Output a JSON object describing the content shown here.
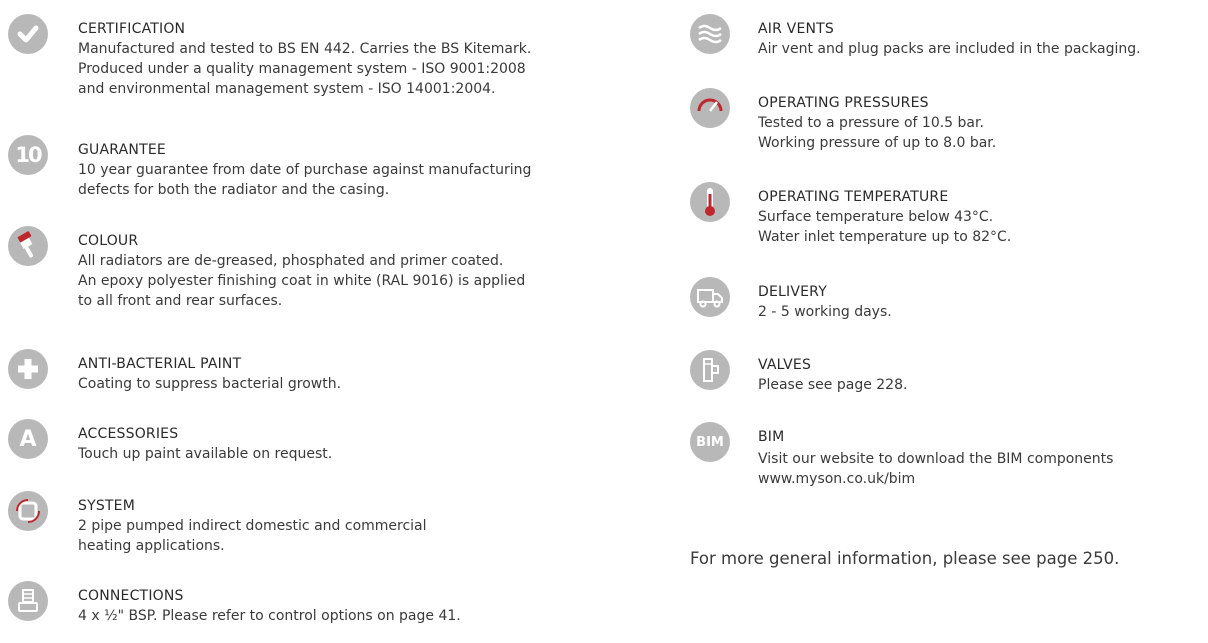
{
  "left": [
    {
      "id": "certification",
      "icon": "checkmark-icon",
      "title": "CERTIFICATION",
      "lines": [
        "Manufactured and tested to BS EN 442. Carries the BS Kitemark.",
        "Produced under a quality management system - ISO 9001:2008",
        "and environmental management system - ISO 14001:2004."
      ]
    },
    {
      "id": "guarantee",
      "icon": "ten-year-icon",
      "icon_text": "10",
      "title": "GUARANTEE",
      "lines": [
        "10 year guarantee from date of purchase against manufacturing",
        "defects for both the radiator and the casing."
      ]
    },
    {
      "id": "colour",
      "icon": "paintbrush-icon",
      "title": "COLOUR",
      "lines": [
        "All radiators are de-greased, phosphated and primer coated.",
        "An epoxy polyester finishing coat in white (RAL 9016) is applied",
        "to all front and rear surfaces."
      ]
    },
    {
      "id": "anti-bacterial-paint",
      "icon": "plus-icon",
      "title": "ANTI-BACTERIAL PAINT",
      "lines": [
        "Coating to suppress bacterial growth."
      ]
    },
    {
      "id": "accessories",
      "icon": "letter-a-icon",
      "icon_text": "A",
      "title": "ACCESSORIES",
      "lines": [
        "Touch up paint available on request."
      ]
    },
    {
      "id": "system",
      "icon": "system-cycle-icon",
      "title": "SYSTEM",
      "lines": [
        "2 pipe pumped indirect domestic and commercial",
        "heating applications."
      ]
    },
    {
      "id": "connections",
      "icon": "connection-valve-icon",
      "title": "CONNECTIONS",
      "lines": [
        "4 x ½\" BSP. Please refer to control options on page 41."
      ]
    }
  ],
  "right": [
    {
      "id": "air-vents",
      "icon": "air-waves-icon",
      "title": "AIR VENTS",
      "lines": [
        "Air vent and plug packs are included in the packaging."
      ]
    },
    {
      "id": "operating-pressures",
      "icon": "pressure-gauge-icon",
      "title": "OPERATING PRESSURES",
      "lines": [
        "Tested to a pressure of 10.5 bar.",
        "Working pressure of up to 8.0 bar."
      ]
    },
    {
      "id": "operating-temperature",
      "icon": "thermometer-icon",
      "title": "OPERATING TEMPERATURE",
      "lines": [
        "Surface temperature below 43°C.",
        "Water inlet temperature up to 82°C."
      ]
    },
    {
      "id": "delivery",
      "icon": "delivery-truck-icon",
      "title": "DELIVERY",
      "lines": [
        "2 - 5 working days."
      ]
    },
    {
      "id": "valves",
      "icon": "valve-icon",
      "title": "VALVES",
      "lines": [
        "Please see page 228."
      ]
    },
    {
      "id": "bim",
      "icon": "bim-icon",
      "icon_text": "BIM",
      "title": "BIM",
      "lines": [
        "",
        "Visit our website to download the BIM components",
        "www.myson.co.uk/bim"
      ]
    }
  ],
  "footer": "For more general information, please see page 250.",
  "colors": {
    "icon_grey": "#b8b8b8",
    "accent_red": "#c0272d",
    "text": "#3a3a3a"
  }
}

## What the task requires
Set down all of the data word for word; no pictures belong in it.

## Solved problem
Output a JSON object describing the content shown here.
{
  "left": [
    {
      "id": "certification",
      "icon": "checkmark-icon",
      "title": "CERTIFICATION",
      "lines": [
        "Manufactured and tested to BS EN 442. Carries the BS Kitemark.",
        "Produced under a quality management system - ISO 9001:2008",
        "and environmental management system - ISO 14001:2004."
      ]
    },
    {
      "id": "guarantee",
      "icon": "ten-year-icon",
      "icon_text": "10",
      "title": "GUARANTEE",
      "lines": [
        "10 year guarantee from date of purchase against manufacturing",
        "defects for both the radiator and the casing."
      ]
    },
    {
      "id": "colour",
      "icon": "paintbrush-icon",
      "title": "COLOUR",
      "lines": [
        "All radiators are de-greased, phosphated and primer coated.",
        "An epoxy polyester finishing coat in white (RAL 9016) is applied",
        "to all front and rear surfaces."
      ]
    },
    {
      "id": "anti-bacterial-paint",
      "icon": "plus-icon",
      "title": "ANTI-BACTERIAL PAINT",
      "lines": [
        "Coating to suppress bacterial growth."
      ]
    },
    {
      "id": "accessories",
      "icon": "letter-a-icon",
      "icon_text": "A",
      "title": "ACCESSORIES",
      "lines": [
        "Touch up paint available on request."
      ]
    },
    {
      "id": "system",
      "icon": "system-cycle-icon",
      "title": "SYSTEM",
      "lines": [
        "2 pipe pumped indirect domestic and commercial",
        "heating applications."
      ]
    },
    {
      "id": "connections",
      "icon": "connection-valve-icon",
      "title": "CONNECTIONS",
      "lines": [
        "4 x ½\" BSP. Please refer to control options on page 41."
      ]
    }
  ],
  "right": [
    {
      "id": "air-vents",
      "icon": "air-waves-icon",
      "title": "AIR VENTS",
      "lines": [
        "Air vent and plug packs are included in the packaging."
      ]
    },
    {
      "id": "operating-pressures",
      "icon": "pressure-gauge-icon",
      "title": "OPERATING PRESSURES",
      "lines": [
        "Tested to a pressure of 10.5 bar.",
        "Working pressure of up to 8.0 bar."
      ]
    },
    {
      "id": "operating-temperature",
      "icon": "thermometer-icon",
      "title": "OPERATING TEMPERATURE",
      "lines": [
        "Surface temperature below 43°C.",
        "Water inlet temperature up to 82°C."
      ]
    },
    {
      "id": "delivery",
      "icon": "delivery-truck-icon",
      "title": "DELIVERY",
      "lines": [
        "2 - 5 working days."
      ]
    },
    {
      "id": "valves",
      "icon": "valve-icon",
      "title": "VALVES",
      "lines": [
        "Please see page 228."
      ]
    },
    {
      "id": "bim",
      "icon": "bim-icon",
      "icon_text": "BIM",
      "title": "BIM",
      "lines": [
        "",
        "Visit our website to download the BIM components",
        "www.myson.co.uk/bim"
      ]
    }
  ],
  "footer": "For more general information, please see page 250.",
  "colors": {
    "icon_grey": "#b8b8b8",
    "accent_red": "#c0272d",
    "text": "#3a3a3a"
  }
}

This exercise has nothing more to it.